Exercise requirements
Return the entries in full, exactly as written.

Data for review
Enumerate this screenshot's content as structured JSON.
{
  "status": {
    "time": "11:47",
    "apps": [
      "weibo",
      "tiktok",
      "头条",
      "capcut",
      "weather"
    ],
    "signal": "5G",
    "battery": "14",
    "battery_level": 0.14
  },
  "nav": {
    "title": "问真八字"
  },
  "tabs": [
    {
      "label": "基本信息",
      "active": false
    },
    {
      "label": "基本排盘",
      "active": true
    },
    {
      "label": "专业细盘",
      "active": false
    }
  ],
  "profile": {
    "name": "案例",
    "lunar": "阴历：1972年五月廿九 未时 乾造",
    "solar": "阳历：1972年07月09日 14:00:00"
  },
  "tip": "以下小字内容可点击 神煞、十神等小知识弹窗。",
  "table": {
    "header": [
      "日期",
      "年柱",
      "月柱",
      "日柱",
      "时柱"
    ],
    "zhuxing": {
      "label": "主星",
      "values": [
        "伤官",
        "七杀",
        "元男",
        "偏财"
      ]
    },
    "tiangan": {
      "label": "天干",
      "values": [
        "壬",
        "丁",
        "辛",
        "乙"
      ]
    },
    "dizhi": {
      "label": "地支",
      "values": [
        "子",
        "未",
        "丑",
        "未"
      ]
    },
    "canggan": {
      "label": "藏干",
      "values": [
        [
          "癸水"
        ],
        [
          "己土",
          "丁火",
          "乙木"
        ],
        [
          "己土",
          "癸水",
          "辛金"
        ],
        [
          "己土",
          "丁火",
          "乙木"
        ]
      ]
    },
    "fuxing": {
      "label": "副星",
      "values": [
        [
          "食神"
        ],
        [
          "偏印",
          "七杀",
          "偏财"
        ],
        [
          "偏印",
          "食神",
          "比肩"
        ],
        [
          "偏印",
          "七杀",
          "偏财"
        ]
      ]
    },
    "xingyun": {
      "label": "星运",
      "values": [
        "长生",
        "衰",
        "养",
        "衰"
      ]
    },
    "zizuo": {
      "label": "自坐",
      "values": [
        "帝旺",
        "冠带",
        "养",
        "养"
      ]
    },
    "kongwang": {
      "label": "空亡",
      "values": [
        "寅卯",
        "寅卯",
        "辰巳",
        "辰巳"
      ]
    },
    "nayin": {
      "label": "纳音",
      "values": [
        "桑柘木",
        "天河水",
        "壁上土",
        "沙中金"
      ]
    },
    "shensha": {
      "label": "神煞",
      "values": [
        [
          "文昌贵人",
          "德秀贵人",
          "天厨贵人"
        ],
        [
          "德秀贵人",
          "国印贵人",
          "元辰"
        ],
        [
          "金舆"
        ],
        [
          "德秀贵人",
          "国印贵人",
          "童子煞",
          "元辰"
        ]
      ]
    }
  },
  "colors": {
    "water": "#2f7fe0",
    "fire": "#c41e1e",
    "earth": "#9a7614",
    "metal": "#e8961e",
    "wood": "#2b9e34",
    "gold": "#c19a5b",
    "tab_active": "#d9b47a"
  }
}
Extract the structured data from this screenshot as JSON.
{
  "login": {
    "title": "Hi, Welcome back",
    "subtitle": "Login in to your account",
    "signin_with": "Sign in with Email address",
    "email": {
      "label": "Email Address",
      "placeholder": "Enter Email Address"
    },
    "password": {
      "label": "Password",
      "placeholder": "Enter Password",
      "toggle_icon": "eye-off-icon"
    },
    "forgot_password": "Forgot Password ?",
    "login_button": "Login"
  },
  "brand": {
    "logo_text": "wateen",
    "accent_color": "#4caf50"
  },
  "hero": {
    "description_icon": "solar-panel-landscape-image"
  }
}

Expected output
Enumerate this screenshot's content as structured JSON.
{
  "status": {
    "time": "11:47",
    "apps": [
      "weibo",
      "tiktok",
      "头条",
      "capcut",
      "weather"
    ],
    "signal": "5G",
    "battery": "14",
    "battery_level": 0.14
  },
  "nav": {
    "title": "问真八字"
  },
  "tabs": [
    {
      "label": "基本信息",
      "active": false
    },
    {
      "label": "基本排盘",
      "active": true
    },
    {
      "label": "专业细盘",
      "active": false
    }
  ],
  "profile": {
    "name": "案例",
    "lunar": "阴历：1972年五月廿九 未时 乾造",
    "solar": "阳历：1972年07月09日 14:00:00"
  },
  "tip": "以下小字内容可点击 神煞、十神等小知识弹窗。",
  "table": {
    "header": [
      "日期",
      "年柱",
      "月柱",
      "日柱",
      "时柱"
    ],
    "zhuxing": {
      "label": "主星",
      "values": [
        "伤官",
        "七杀",
        "元男",
        "偏财"
      ]
    },
    "tiangan": {
      "label": "天干",
      "values": [
        "壬",
        "丁",
        "辛",
        "乙"
      ]
    },
    "dizhi": {
      "label": "地支",
      "values": [
        "子",
        "未",
        "丑",
        "未"
      ]
    },
    "canggan": {
      "label": "藏干",
      "values": [
        [
          "癸水"
        ],
        [
          "己土",
          "丁火",
          "乙木"
        ],
        [
          "己土",
          "癸水",
          "辛金"
        ],
        [
          "己土",
          "丁火",
          "乙木"
        ]
      ]
    },
    "fuxing": {
      "label": "副星",
      "values": [
        [
          "食神"
        ],
        [
          "偏印",
          "七杀",
          "偏财"
        ],
        [
          "偏印",
          "食神",
          "比肩"
        ],
        [
          "偏印",
          "七杀",
          "偏财"
        ]
      ]
    },
    "xingyun": {
      "label": "星运",
      "values": [
        "长生",
        "衰",
        "养",
        "衰"
      ]
    },
    "zizuo": {
      "label": "自坐",
      "values": [
        "帝旺",
        "冠带",
        "养",
        "养"
      ]
    },
    "kongwang": {
      "label": "空亡",
      "values": [
        "寅卯",
        "寅卯",
        "辰巳",
        "辰巳"
      ]
    },
    "nayin": {
      "label": "纳音",
      "values": [
        "桑柘木",
        "天河水",
        "壁上土",
        "沙中金"
      ]
    },
    "shensha": {
      "label": "神煞",
      "values": [
        [
          "文昌贵人",
          "德秀贵人",
          "天厨贵人"
        ],
        [
          "德秀贵人",
          "国印贵人",
          "元辰"
        ],
        [
          "金舆"
        ],
        [
          "德秀贵人",
          "国印贵人",
          "童子煞",
          "元辰"
        ]
      ]
    }
  },
  "colors": {
    "water": "#2f7fe0",
    "fire": "#c41e1e",
    "earth": "#9a7614",
    "metal": "#e8961e",
    "wood": "#2b9e34",
    "gold": "#c19a5b",
    "tab_active": "#d9b47a"
  }
}
Extract the structured data from this screenshot as JSON.
{
  "login": {
    "title": "Hi, Welcome back",
    "subtitle": "Login in to your account",
    "signin_with": "Sign in with Email address",
    "email": {
      "label": "Email Address",
      "placeholder": "Enter Email Address"
    },
    "password": {
      "label": "Password",
      "placeholder": "Enter Password",
      "toggle_icon": "eye-off-icon"
    },
    "forgot_password": "Forgot Password ?",
    "login_button": "Login"
  },
  "brand": {
    "logo_text": "wateen",
    "accent_color": "#4caf50"
  },
  "hero": {
    "description_icon": "solar-panel-landscape-image"
  }
}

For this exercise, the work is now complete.